*** Opening RECORDS FOR PROCESSING ***
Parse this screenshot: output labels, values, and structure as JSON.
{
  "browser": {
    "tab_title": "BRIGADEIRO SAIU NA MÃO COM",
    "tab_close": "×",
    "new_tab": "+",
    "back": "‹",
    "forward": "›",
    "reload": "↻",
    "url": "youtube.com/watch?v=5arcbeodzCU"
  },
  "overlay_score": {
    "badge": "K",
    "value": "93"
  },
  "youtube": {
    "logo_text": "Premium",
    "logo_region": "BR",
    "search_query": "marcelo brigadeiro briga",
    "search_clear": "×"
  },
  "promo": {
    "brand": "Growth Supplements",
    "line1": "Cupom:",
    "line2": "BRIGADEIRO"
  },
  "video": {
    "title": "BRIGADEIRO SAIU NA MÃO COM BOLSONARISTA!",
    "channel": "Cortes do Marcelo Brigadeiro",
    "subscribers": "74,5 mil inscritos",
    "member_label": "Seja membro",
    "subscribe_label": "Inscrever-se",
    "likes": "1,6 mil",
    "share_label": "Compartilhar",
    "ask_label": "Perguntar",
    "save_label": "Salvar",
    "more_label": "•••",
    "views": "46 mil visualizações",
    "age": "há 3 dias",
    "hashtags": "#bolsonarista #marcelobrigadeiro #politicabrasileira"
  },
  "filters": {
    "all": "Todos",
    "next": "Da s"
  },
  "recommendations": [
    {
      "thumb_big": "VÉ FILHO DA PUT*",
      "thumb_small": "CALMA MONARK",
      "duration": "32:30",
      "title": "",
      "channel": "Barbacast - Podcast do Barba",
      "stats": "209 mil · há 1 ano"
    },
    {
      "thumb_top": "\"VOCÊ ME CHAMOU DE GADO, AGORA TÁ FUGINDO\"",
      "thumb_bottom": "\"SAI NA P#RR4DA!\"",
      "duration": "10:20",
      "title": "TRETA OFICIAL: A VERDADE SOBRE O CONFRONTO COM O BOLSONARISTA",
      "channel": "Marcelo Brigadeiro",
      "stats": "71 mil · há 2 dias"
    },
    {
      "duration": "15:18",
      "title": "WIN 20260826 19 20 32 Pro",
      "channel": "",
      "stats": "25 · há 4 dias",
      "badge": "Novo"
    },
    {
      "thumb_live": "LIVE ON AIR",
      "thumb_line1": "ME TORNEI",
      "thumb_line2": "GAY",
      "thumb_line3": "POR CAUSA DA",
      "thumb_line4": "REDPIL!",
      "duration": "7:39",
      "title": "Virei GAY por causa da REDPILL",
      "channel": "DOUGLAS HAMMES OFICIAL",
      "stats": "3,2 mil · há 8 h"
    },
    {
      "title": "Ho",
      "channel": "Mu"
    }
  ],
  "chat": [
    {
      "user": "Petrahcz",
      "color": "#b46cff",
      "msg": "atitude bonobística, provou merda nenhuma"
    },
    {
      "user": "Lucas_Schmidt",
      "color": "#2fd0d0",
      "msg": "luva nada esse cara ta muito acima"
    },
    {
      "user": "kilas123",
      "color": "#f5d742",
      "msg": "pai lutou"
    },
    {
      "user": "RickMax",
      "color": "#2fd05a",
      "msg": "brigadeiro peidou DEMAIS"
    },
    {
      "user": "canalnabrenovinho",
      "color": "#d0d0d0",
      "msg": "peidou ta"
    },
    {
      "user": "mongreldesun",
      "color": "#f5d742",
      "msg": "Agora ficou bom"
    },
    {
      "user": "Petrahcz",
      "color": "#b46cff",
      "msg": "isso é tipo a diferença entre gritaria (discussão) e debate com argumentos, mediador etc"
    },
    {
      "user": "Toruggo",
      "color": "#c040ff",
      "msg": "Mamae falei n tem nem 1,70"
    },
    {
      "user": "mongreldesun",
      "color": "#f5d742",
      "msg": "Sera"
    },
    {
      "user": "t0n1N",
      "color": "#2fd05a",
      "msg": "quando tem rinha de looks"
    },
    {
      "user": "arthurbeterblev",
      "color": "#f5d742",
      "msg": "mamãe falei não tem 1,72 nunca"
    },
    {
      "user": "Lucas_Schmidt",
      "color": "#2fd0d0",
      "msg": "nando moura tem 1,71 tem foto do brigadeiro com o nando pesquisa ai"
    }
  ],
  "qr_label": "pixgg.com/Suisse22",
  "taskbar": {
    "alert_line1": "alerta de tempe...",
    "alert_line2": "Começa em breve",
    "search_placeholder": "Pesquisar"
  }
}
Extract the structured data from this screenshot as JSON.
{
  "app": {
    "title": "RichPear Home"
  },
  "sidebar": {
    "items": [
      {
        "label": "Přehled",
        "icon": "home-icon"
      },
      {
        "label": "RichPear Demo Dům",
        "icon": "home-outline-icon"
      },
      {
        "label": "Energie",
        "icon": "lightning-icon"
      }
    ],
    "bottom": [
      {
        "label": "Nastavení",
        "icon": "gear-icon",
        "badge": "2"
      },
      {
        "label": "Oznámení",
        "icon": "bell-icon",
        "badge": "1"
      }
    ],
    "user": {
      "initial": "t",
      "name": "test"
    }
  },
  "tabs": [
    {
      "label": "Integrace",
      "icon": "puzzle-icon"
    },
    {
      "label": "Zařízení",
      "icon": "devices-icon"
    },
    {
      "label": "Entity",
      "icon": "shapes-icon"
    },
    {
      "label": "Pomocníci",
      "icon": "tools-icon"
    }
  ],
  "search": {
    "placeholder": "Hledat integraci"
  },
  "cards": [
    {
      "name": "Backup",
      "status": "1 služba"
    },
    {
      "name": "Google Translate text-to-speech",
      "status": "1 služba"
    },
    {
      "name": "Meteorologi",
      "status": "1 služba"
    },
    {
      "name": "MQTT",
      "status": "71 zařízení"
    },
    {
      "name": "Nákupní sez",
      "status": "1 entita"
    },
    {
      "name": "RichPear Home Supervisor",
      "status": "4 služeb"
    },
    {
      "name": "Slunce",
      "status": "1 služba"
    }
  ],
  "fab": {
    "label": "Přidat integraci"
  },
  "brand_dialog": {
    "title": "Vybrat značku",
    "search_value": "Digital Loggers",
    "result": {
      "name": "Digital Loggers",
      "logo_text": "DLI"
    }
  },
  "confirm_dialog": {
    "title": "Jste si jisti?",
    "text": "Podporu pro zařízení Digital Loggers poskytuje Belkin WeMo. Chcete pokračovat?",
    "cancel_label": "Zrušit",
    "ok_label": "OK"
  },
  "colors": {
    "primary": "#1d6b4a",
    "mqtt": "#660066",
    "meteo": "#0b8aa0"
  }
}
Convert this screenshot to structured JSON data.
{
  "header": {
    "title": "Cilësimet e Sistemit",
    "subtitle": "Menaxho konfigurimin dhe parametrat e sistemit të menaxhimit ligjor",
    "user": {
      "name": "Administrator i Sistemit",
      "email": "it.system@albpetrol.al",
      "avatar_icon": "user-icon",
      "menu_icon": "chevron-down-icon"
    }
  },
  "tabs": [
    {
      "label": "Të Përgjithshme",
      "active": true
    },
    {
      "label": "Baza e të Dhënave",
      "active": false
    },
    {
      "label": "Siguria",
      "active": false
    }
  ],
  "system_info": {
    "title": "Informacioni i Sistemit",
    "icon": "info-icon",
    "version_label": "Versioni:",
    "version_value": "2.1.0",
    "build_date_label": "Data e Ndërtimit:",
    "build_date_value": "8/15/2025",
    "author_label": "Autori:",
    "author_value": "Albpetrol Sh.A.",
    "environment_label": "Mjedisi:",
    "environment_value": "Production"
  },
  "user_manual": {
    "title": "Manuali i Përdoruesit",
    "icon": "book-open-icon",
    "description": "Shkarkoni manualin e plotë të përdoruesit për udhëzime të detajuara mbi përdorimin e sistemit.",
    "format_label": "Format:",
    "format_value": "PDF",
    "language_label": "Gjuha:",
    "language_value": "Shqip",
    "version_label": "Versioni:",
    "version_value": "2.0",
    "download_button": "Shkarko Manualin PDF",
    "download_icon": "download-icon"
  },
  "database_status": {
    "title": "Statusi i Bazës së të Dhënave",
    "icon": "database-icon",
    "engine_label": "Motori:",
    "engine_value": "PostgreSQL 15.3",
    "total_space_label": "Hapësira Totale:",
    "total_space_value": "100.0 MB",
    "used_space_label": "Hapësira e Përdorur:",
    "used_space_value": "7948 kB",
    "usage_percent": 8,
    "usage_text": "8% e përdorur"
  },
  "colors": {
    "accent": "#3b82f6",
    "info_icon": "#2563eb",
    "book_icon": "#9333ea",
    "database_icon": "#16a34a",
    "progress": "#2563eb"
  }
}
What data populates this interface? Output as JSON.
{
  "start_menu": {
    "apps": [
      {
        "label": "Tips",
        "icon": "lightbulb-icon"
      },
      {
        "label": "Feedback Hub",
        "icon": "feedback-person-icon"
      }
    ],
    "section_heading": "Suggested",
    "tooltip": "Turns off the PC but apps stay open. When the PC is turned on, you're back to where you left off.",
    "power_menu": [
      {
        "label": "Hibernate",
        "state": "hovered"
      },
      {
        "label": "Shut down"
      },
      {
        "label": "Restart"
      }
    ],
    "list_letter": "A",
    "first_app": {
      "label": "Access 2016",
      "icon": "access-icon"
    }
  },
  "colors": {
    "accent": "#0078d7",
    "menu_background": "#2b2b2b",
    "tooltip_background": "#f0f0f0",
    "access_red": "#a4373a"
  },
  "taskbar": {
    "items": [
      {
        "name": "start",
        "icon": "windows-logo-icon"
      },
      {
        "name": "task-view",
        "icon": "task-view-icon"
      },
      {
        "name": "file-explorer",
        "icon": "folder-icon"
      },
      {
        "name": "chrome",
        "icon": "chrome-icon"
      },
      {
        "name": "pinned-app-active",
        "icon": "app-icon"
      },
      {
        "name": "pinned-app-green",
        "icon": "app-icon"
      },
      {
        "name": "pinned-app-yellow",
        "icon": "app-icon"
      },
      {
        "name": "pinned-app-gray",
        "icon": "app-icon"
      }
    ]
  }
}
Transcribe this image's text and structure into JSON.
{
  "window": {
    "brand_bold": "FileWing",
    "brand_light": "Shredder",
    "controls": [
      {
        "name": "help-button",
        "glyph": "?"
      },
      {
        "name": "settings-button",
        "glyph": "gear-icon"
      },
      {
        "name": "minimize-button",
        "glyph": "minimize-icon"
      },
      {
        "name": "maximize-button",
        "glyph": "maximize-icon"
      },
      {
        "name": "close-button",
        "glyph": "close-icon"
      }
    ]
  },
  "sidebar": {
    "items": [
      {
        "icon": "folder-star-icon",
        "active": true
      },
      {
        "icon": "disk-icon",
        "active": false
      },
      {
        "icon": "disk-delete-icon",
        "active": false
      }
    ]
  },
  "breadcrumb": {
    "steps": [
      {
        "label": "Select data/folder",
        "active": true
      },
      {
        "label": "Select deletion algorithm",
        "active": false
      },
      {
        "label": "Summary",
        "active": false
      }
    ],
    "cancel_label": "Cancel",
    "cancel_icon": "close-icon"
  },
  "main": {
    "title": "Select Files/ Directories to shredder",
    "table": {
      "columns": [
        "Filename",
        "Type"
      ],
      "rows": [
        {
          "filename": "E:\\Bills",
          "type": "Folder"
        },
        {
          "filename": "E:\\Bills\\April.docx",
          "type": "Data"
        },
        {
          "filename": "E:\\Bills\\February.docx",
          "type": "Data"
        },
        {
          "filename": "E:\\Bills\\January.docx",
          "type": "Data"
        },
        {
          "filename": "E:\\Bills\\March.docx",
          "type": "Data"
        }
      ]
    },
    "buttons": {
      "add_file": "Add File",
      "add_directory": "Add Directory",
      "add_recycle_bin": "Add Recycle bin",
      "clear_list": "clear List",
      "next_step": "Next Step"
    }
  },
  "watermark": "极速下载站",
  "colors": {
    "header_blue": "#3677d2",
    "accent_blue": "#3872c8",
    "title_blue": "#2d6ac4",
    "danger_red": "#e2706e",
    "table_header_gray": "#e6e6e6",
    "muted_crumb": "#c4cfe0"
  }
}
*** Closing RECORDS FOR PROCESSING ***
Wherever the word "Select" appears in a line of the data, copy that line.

▶ _OUTPUT OF THE EXERCISE_:
        "label": "Select data/folder",
        "label": "Select deletion algorithm",
    "title": "Select Files/ Directories to shredder",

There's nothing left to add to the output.